The Washington Post 04-23-06 Watch Violent TV, lose Friends

The Washington Post
Watch Violent TV, lose Friends
The kind of television shows children watch and whom they watch them with can
be just as important as the amount of time they spend in front of the tube,
researchers at the Children’s Hospital in Boston, US, report in a new study that
finds an association between violent shows and peer problems.
Children who watch violent television programs—especially those who watch
such shows alone—spend less time with friends than children who watch a lot of
nonviolent programmes. Although the federally funded study could not determine
a cause-and-effect relationship, researchers suspect one exists. They suggest
that violent shows might teach and encourage aggressive behavior in children,
which in turn isolates them from their peers. And that isolation, scientists
suggest, appears to create a cycle that makes violent programming more
attractive to lonely children.
‘‘A lot of studies about violence and television deal with behavioural outcomes
that don’t resonate with people’’ because they occur years later, said David
Bickham, lead author of the new study, which involved 1,356 children and
appears in the Archives of Pediatric and Adolescent Medicine. ‘‘We wanted
something with a real-life outcome’’ to motivate parents to consider the potential
consequences of uncensored viewing that are more immediate.
‘‘This is a very interesting and novel study,’’ said research psychologist Craig
Anderson, an expert on children and media who is a professor at Iowa
State University. There really haven’t been studies looking at TV violence and

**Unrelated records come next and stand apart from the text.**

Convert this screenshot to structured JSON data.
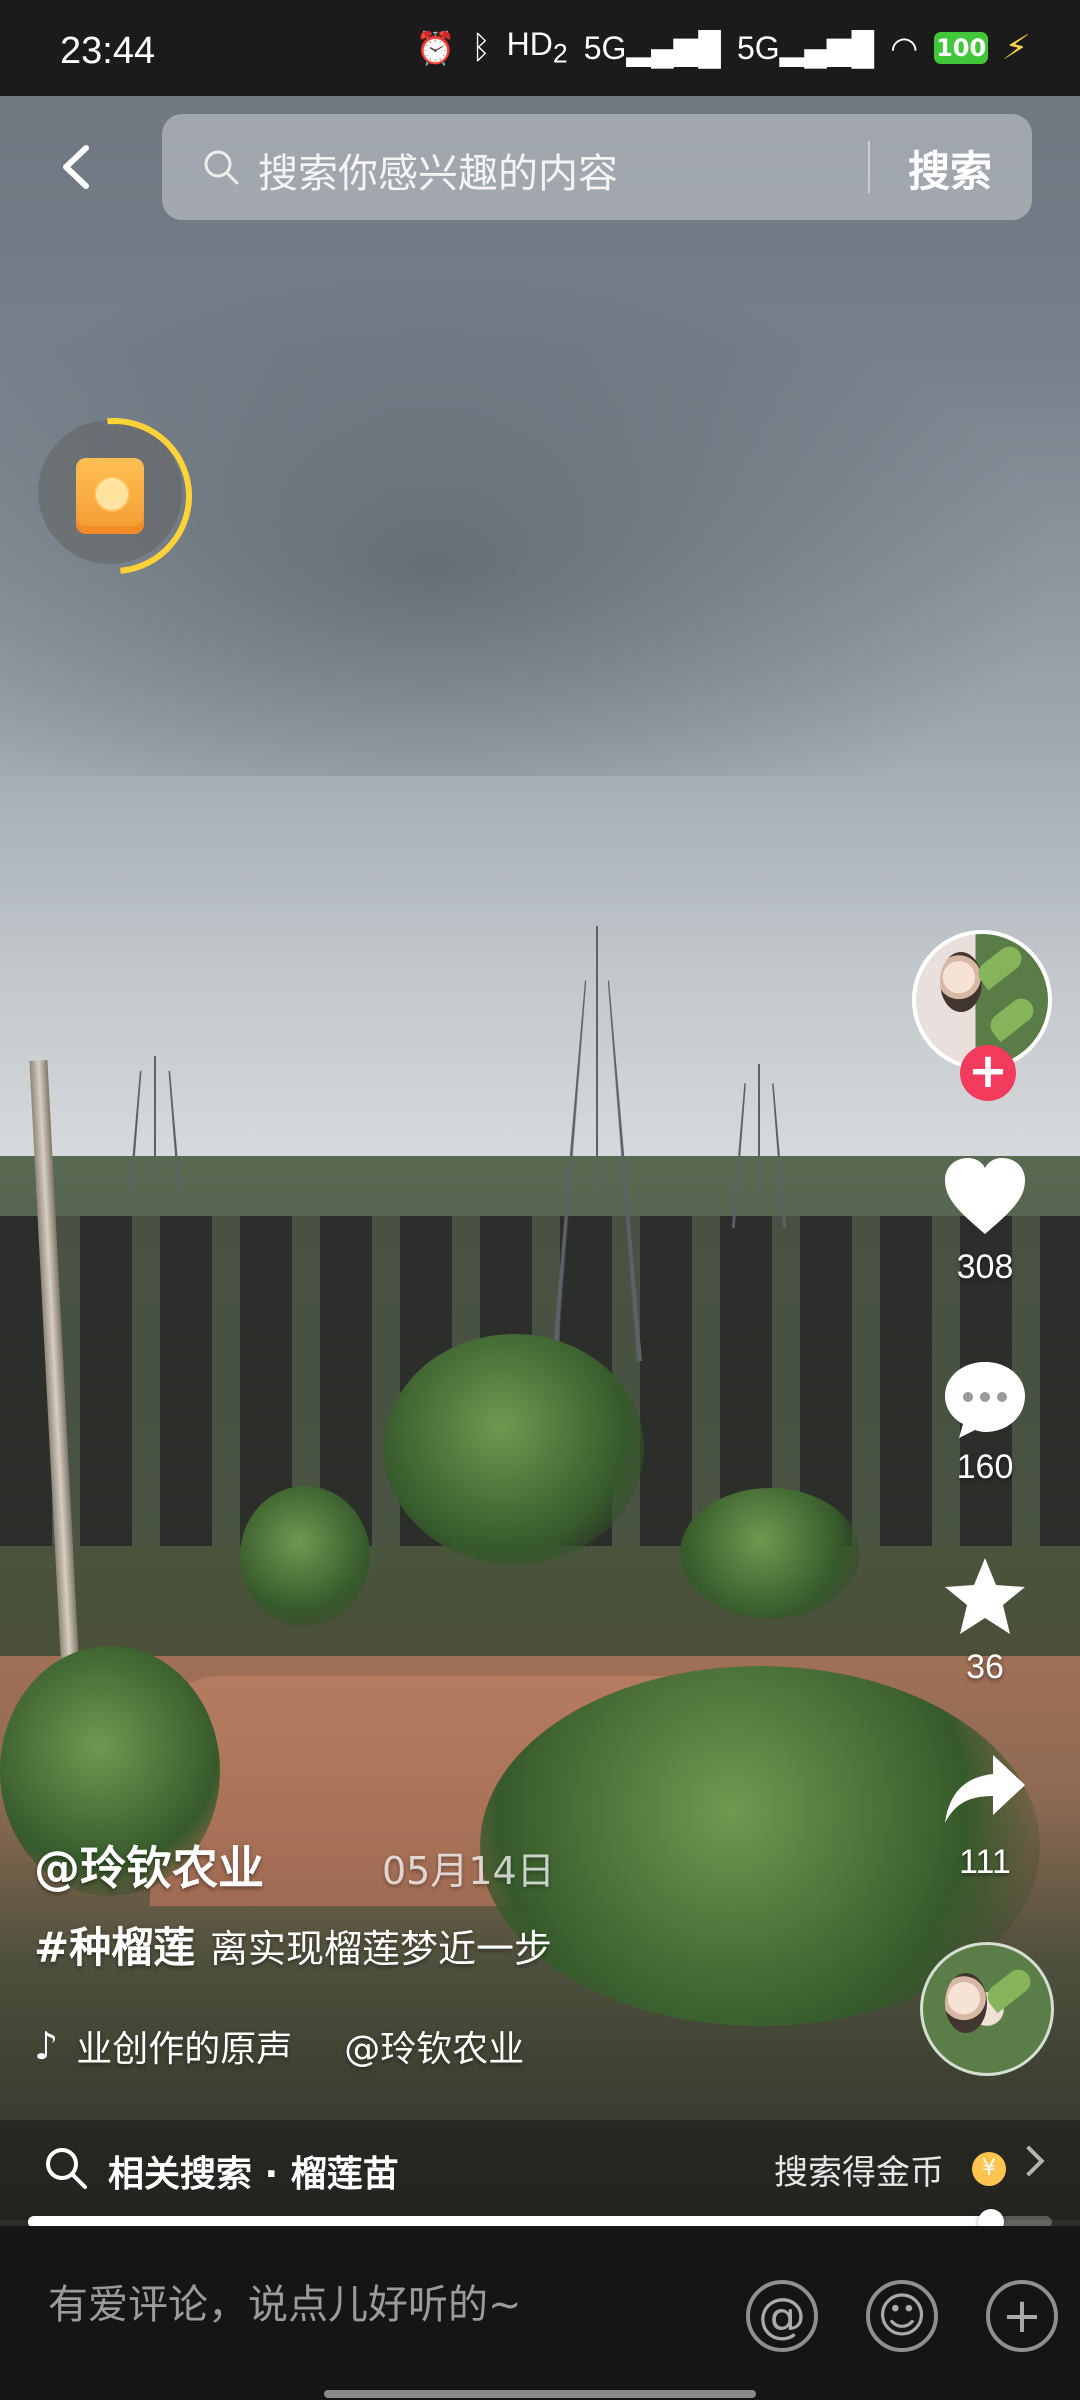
{
  "status_bar": {
    "time": "23:44",
    "battery": "100",
    "icons": [
      "alarm-icon",
      "bluetooth-icon",
      "hd-icon",
      "signal-icon",
      "signal-icon",
      "wifi-icon",
      "battery-icon",
      "charging-icon"
    ],
    "hd_label": "HD",
    "hd_subscript": "2",
    "network_label_1": "5G",
    "network_label_2": "5G"
  },
  "search": {
    "placeholder": "搜索你感兴趣的内容",
    "button": "搜索"
  },
  "actions": {
    "likes": "308",
    "comments": "160",
    "favorites": "36",
    "shares": "111",
    "follow_symbol": "+"
  },
  "caption": {
    "author": "@玲钦农业",
    "date": "05月14日",
    "hashtag": "#种榴莲",
    "text": "离实现榴莲梦近一步",
    "music_text": "业创作的原声",
    "music_author": "@玲钦农业"
  },
  "related": {
    "text": "相关搜索 · 榴莲苗",
    "coin_text": "搜索得金币",
    "coin_symbol": "¥"
  },
  "progress": {
    "value": 0.94
  },
  "comment_bar": {
    "placeholder": "有爱评论，说点儿好听的~",
    "at_symbol": "@",
    "emoji_symbol": "☺",
    "plus_symbol": "+"
  },
  "colors": {
    "accent": "#f33b5d",
    "coin": "#ffc34f",
    "battery": "#42c73b"
  }
}
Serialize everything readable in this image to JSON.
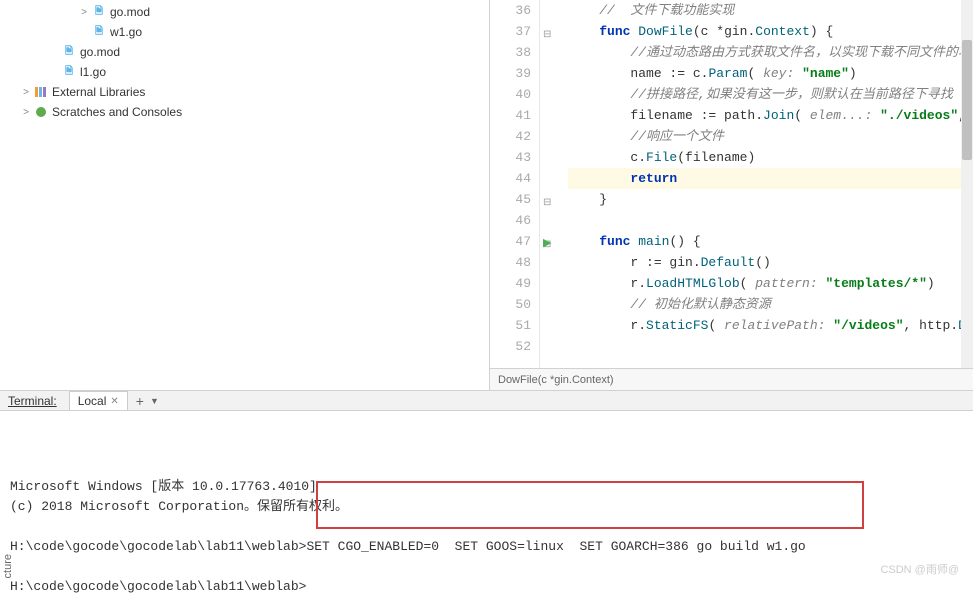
{
  "sidebar": {
    "items": [
      {
        "label": "go.mod",
        "icon": "go",
        "indent": 3,
        "chevron": ">"
      },
      {
        "label": "w1.go",
        "icon": "go",
        "indent": 3,
        "chevron": ""
      },
      {
        "label": "go.mod",
        "icon": "go",
        "indent": 2,
        "chevron": ""
      },
      {
        "label": "l1.go",
        "icon": "go",
        "indent": 2,
        "chevron": ""
      },
      {
        "label": "External Libraries",
        "icon": "lib",
        "indent": 1,
        "chevron": ">"
      },
      {
        "label": "Scratches and Consoles",
        "icon": "scratch",
        "indent": 1,
        "chevron": ">"
      }
    ]
  },
  "editor": {
    "lines": [
      {
        "num": 36,
        "fold": "",
        "html": "    <span class='comment'>//  文件下载功能实现</span>"
      },
      {
        "num": 37,
        "fold": "⊟",
        "html": "    <span class='kw'>func</span> <span class='fn'>DowFile</span>(c *gin.<span class='type'>Context</span>) {"
      },
      {
        "num": 38,
        "fold": "",
        "html": "        <span class='comment'>//通过动态路由方式获取文件名，以实现下载不同文件的功能</span>"
      },
      {
        "num": 39,
        "fold": "",
        "html": "        name := c.<span class='fn'>Param</span>( <span class='param'>key:</span> <span class='str'>\"name\"</span>)"
      },
      {
        "num": 40,
        "fold": "",
        "html": "        <span class='comment'>//拼接路径,如果没有这一步，则默认在当前路径下寻找</span>"
      },
      {
        "num": 41,
        "fold": "",
        "html": "        filename := path.<span class='fn'>Join</span>( <span class='param'>elem...:</span> <span class='str'>\"./videos\"</span>, name)"
      },
      {
        "num": 42,
        "fold": "",
        "html": "        <span class='comment'>//响应一个文件</span>"
      },
      {
        "num": 43,
        "fold": "",
        "html": "        c.<span class='fn'>File</span>(filename)"
      },
      {
        "num": 44,
        "fold": "",
        "hl": true,
        "html": "        <span class='kw'>return</span>"
      },
      {
        "num": 45,
        "fold": "⊟",
        "html": "    }"
      },
      {
        "num": 46,
        "fold": "",
        "html": ""
      },
      {
        "num": 47,
        "fold": "⊟",
        "run": true,
        "html": "    <span class='kw'>func</span> <span class='fn'>main</span>() {"
      },
      {
        "num": 48,
        "fold": "",
        "html": "        r := gin.<span class='fn'>Default</span>()"
      },
      {
        "num": 49,
        "fold": "",
        "html": "        r.<span class='fn'>LoadHTMLGlob</span>( <span class='param'>pattern:</span> <span class='str'>\"templates/*\"</span>)"
      },
      {
        "num": 50,
        "fold": "",
        "html": "        <span class='comment'>// 初始化默认静态资源</span>"
      },
      {
        "num": 51,
        "fold": "",
        "html": "        r.<span class='fn'>StaticFS</span>( <span class='param'>relativePath:</span> <span class='str'>\"/videos\"</span>, http.<span class='fn'>Dir</span>(<span class='str'>\"./vid</span>"
      },
      {
        "num": 52,
        "fold": "",
        "html": ""
      }
    ],
    "breadcrumb": "DowFile(c *gin.Context)"
  },
  "terminal": {
    "title": "Terminal:",
    "tab": "Local",
    "lines": [
      "Microsoft Windows [版本 10.0.17763.4010]",
      "(c) 2018 Microsoft Corporation。保留所有权利。",
      "",
      "H:\\code\\gocode\\gocodelab\\lab11\\weblab>SET CGO_ENABLED=0  SET GOOS=linux  SET GOARCH=386 go build w1.go",
      "",
      "H:\\code\\gocode\\gocodelab\\lab11\\weblab>"
    ]
  },
  "bottom_label": "cture",
  "watermark": "CSDN @雨师@"
}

peer relationships among children. ‘‘What they propose does make a lot of
The study, by scientists at the Harvard-affiliated hospital’s Center on